BY: MATTHEW CHIN
Dutch architect, Raimond de Hullu, is planning on building off-the-grid homes in the middle of an urban forest. His goal is to bring inexpensive eco-friendly homes into densely populated areas. The home design called “OAS1S” utilizes a green canopy of plants and large windows to insulate homes, while blending in with the surrounding forest, providing “a true balance between architecture and nature.”
The homes are made out of recycled wood and repurposed glass, making sure that no materials are wasted. De Hullu also designed the homes to be customizable, so the buildings can become interconnected to house larger families or be converted into commercial spaces such as hotels or apartments. The glass window will occupy the entire wall to keep the homes warm while reducing heating costs. De Hullu estimates 100 homes can fit in every hectare of land.
Parking spaces, solar panels, waste and water treatment are placed on the outskirts of the block to maintain the area, and allow the forest to double as a park. De Hullu believes that the homes can be inserted in established cities, hopefully making public transportation accessible to reduce the pollution on your commute to work.
The homes are in partnership with Community Land Trust, a non-profit that will own the land. Homeowners could prospectively buy the land at a cheaper price to create affordable housing for buyers.

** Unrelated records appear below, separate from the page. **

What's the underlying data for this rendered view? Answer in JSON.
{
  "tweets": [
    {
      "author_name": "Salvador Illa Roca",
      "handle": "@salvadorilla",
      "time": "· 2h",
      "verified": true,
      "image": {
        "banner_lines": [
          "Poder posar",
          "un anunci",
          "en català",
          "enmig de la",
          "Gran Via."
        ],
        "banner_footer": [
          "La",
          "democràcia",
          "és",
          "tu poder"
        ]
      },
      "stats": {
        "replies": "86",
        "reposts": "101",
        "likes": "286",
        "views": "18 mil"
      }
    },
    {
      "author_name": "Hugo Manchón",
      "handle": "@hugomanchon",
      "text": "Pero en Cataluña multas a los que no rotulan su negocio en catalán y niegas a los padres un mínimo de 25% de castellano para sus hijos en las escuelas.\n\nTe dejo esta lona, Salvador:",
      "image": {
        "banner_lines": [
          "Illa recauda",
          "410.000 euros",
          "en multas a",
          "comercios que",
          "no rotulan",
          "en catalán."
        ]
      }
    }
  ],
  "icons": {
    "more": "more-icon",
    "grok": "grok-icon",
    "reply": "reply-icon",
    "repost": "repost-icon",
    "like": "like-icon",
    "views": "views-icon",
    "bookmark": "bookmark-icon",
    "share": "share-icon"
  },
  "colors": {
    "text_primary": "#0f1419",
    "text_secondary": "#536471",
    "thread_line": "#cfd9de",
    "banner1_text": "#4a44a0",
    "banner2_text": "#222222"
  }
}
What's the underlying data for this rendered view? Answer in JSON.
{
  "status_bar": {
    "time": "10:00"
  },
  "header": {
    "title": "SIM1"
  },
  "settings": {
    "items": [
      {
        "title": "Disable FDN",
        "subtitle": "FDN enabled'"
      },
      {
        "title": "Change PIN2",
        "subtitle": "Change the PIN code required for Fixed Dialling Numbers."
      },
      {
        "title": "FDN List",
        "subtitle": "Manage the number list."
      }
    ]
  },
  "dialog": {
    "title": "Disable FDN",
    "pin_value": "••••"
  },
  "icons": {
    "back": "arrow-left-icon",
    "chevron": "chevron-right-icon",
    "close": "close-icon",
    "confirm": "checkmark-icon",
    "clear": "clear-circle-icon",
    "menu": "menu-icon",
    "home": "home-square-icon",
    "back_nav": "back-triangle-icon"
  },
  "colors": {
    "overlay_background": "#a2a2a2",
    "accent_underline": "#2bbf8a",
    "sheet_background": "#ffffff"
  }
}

De Hullu is currently looking for the first location to begin the project, and hopes to build a community in a less developed area as a small vacation space to test out the effectiveness of his community design.